Encrypted Messaging Platform Telegram Offers New Web Apps Allowing Users to Bypass Tech Censorship
The encrypted messaging platform Telegram is offering two new web apps allowing users to bypass tech censorship.
The new apps, WebK and WebZ, allow users to access banned channels over IoS. This allows users to access channels that were previously restricted by the Apple Store.
The impressive interface shows that Telegram is ready to compete with the social media giants, as they arguably offer more features and are more user-friendly than monoliths such as Facebook and Twitter.
Telegram has announced that they will be adding additional features to their web interface portals in the days to come.
“Please check these cards: WebK card and WebZ card. They contain lists of all the major features that are not yet supported or not fully implemented in the new apps,” Telegram wrote in their announcement.
They are offering two similar apps because the organization “believe[s] in internal competition.” WebK can be accessed here while WebZ can be accessed here. Telegram is putting competitors to shame as they show how innovation is key for building a successful digital platform.
Big League Politics has reported on Parler’s pathetic fall from grace as they kowtowed to Big Tech in an attempt to get back online:
“Parler is back in the good graces of Big Tech after caving to the political establishment and implementing a “hate speech” ban.
Apple issued a letter to Sen. Mike Lee (R-UT) and Rep. Ken Buck (R-CO) praising Parler for bending the knee to their demands, including crushing freedom of speech on their platform. They noted that Parler “has proposed updates to its app and the app’s content moderation practices.”
“Apple anticipates that the updated Parler app will become available immediately upon Parler releasing it,” Apple’s letter said.
Before they started complying with Big Tech’s demands, Parler was banned from the Apple app store because they were blamed, without evidence, of helping foment violence that occurred during the mostly-peaceful protest at the U.S. Capitol on Jan. 6.
“After having reviewed the new information, we do not believe these changes are sufficient to comply with App Store Review guidelines,” Apple wrote to Parler’s chief policy officer in February. “There is no place for hateful, racist, discriminatory content on the App Store.”

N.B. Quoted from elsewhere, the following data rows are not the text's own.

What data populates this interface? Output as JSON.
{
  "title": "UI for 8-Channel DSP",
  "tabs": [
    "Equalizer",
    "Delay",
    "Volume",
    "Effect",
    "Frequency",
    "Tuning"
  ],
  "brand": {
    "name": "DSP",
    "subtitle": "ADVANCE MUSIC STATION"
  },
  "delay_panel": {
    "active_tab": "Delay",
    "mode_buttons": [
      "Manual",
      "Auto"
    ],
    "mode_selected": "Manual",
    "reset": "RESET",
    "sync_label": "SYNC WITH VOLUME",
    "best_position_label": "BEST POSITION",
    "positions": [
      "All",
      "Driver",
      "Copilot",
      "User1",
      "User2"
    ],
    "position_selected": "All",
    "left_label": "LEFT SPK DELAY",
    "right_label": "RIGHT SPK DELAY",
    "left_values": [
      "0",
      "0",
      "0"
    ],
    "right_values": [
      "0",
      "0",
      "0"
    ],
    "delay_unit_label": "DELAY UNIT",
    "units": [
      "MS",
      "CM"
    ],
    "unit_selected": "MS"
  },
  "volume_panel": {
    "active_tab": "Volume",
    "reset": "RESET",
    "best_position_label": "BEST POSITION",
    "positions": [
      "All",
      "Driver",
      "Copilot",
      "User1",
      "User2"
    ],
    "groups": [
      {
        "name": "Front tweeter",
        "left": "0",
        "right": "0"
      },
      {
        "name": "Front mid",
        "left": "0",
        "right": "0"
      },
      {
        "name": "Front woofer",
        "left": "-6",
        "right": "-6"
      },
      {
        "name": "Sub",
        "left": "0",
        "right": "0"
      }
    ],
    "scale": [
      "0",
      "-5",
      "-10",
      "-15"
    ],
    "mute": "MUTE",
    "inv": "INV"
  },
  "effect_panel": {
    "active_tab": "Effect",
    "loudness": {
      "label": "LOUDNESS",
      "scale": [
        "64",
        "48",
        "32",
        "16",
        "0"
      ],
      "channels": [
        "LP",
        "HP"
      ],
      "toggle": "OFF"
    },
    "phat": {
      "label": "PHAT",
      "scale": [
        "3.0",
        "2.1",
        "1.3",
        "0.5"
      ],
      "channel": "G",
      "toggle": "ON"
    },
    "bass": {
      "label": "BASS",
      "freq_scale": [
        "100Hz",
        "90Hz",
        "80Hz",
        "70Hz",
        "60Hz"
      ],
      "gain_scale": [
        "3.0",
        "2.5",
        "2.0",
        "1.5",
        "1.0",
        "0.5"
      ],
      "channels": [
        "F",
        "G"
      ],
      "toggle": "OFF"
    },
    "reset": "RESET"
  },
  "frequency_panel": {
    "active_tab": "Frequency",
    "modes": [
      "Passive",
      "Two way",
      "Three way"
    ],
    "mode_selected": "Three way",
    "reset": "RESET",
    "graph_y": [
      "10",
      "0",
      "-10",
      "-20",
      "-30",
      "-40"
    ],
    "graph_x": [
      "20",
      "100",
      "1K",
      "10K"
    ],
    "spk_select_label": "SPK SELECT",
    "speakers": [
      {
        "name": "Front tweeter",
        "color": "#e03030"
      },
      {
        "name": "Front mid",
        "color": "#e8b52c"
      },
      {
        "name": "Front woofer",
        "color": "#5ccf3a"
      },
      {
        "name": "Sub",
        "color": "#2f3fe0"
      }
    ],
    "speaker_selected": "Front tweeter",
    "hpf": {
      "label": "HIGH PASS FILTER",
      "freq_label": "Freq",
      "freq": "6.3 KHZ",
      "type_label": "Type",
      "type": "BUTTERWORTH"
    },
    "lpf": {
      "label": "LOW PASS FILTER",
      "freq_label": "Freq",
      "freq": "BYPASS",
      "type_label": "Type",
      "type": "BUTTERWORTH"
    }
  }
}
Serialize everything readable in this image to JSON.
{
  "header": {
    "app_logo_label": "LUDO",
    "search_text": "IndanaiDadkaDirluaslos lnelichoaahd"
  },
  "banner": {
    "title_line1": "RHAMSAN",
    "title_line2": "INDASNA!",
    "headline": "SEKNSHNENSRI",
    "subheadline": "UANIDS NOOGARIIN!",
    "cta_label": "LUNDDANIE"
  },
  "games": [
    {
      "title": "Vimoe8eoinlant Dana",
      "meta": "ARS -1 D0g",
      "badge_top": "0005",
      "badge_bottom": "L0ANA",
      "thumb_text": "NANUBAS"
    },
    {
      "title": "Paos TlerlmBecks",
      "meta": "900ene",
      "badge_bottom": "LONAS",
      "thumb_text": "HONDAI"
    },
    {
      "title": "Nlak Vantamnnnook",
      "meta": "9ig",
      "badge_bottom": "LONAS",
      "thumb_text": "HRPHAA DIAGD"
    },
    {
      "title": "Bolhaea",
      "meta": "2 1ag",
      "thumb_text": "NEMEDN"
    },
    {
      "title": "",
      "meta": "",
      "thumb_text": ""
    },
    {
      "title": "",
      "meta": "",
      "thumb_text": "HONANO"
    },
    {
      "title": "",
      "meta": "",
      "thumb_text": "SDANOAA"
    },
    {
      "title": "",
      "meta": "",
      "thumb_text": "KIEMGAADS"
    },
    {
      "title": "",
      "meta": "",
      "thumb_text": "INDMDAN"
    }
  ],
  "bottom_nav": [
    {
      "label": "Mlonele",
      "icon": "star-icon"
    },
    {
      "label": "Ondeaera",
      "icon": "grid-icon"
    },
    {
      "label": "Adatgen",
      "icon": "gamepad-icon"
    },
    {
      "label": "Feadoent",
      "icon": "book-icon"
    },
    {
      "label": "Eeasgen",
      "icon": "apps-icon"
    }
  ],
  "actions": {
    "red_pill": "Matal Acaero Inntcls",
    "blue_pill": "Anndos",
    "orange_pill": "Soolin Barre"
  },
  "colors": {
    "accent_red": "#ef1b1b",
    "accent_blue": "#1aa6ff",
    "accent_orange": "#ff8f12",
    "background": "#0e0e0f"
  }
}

Now, Parler has effectively folded to Big Tech and been completely neutralized as a social media competitor that respects free speech. This has been part of a long fall from grace for the platform, which has been revealed as a project funded by billionaire oligarchs.”
Telegram, along with Gab, is showing how a smaller firm can overcome corporate impediments and challenge Big Tech in the marketplace. In contrast, Parler serves as the example of what not to do if you want to oppose Big Tech.